Investors can invest in a company by purchasing either its stock or bonds. Bonds represent a debt owed by the company and must be paid back; stocks represent a unit of ownership. Every time a company issues stock, it is increasing the ownership stake in the company. If an investor wants to take over a company, he can purchase 51 percent of the company's stock. As a result, it takes a great deal of capital to take over most companies.
Obtain the company's most recent quarterly balance sheet. The company's ownership structure is outlined in the section of the balance sheet entitled stockholders' equity.
Determine the number of shares outstanding. This is a line item in stockholders' equity. It tells you how many units of stocks have been issued. For instance, let's say that company XYZ has 100,000 shares outstanding.
Calculate the number of shares you need to purchase in order to take over the company. Multiply the total number of shares outstanding by .51. In this example the answer is .51 multiplied by 100,000, or 51,000.
Calculate the amount of capital you need to raise in order to purchase a 51 percent stake in the company. Determine the current price of company stock by contacting your stockbroker, the company's investor relations department or by doing your own research. Let's say the current share price is $10. In this example, the total capital needed in order to purchase a 51 percent stake in the company is 51,000 multiplied by $10, or $510,000.
Secure capital. If you don't have the full stake, you can request a bank loan or solicit the help of other investors. As leverage or collateral, look at the current cash position of the company -- the first line item on the balance sheet. This amount can be used to pay off any loans once the company is taken over.
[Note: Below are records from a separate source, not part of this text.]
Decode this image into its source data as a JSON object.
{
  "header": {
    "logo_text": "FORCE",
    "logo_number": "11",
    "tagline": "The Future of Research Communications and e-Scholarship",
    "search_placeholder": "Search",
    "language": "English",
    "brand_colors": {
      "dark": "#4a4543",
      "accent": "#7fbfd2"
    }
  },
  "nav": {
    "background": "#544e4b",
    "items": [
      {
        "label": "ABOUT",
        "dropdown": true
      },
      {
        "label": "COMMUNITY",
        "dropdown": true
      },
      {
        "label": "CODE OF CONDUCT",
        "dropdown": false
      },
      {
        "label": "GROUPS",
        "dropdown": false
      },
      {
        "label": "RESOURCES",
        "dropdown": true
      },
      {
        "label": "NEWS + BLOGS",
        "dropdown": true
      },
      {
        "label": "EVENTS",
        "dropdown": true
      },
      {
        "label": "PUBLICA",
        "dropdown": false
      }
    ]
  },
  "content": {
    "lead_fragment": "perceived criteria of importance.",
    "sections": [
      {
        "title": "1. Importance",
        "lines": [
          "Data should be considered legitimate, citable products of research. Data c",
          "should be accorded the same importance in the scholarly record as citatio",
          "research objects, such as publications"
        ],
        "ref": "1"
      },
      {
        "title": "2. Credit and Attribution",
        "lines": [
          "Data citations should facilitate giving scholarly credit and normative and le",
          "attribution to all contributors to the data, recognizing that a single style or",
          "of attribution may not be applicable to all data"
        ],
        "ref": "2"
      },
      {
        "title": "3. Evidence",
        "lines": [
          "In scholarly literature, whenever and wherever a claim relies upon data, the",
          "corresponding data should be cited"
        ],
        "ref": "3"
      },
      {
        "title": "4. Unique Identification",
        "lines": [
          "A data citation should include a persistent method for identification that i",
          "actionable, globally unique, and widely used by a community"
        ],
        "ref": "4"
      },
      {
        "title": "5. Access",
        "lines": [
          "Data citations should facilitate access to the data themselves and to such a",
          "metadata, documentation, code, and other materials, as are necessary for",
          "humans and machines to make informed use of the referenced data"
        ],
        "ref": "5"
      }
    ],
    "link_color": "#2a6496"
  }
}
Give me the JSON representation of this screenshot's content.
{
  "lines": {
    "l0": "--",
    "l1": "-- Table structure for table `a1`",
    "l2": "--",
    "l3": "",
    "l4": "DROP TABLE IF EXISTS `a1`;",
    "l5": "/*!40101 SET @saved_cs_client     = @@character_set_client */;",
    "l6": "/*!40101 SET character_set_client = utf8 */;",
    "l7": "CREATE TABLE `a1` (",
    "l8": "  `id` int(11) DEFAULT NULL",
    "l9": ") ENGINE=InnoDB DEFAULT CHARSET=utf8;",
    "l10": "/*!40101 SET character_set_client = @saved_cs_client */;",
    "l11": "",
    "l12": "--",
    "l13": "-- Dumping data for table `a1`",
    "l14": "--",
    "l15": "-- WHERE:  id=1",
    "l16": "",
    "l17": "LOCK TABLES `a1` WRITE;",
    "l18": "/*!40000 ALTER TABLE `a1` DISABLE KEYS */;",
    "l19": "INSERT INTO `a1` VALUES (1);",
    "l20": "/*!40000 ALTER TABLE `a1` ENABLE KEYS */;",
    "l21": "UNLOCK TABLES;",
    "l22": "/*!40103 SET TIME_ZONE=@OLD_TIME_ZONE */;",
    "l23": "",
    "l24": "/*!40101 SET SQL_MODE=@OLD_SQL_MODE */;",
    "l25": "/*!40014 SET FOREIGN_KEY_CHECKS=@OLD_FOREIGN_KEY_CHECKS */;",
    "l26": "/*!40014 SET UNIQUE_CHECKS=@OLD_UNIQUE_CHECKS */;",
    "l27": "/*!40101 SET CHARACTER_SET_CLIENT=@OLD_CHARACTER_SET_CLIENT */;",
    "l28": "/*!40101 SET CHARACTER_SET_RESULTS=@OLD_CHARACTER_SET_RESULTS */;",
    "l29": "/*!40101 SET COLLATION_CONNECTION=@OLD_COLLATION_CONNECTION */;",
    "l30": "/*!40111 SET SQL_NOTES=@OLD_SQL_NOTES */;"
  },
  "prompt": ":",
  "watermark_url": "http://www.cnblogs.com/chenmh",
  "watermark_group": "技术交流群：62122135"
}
Purchase a 51 percent stake in the company. Contact your stockbroker to do this. She will execute the order in waves in order to minimize the increase in stock price as the stock is being purchased.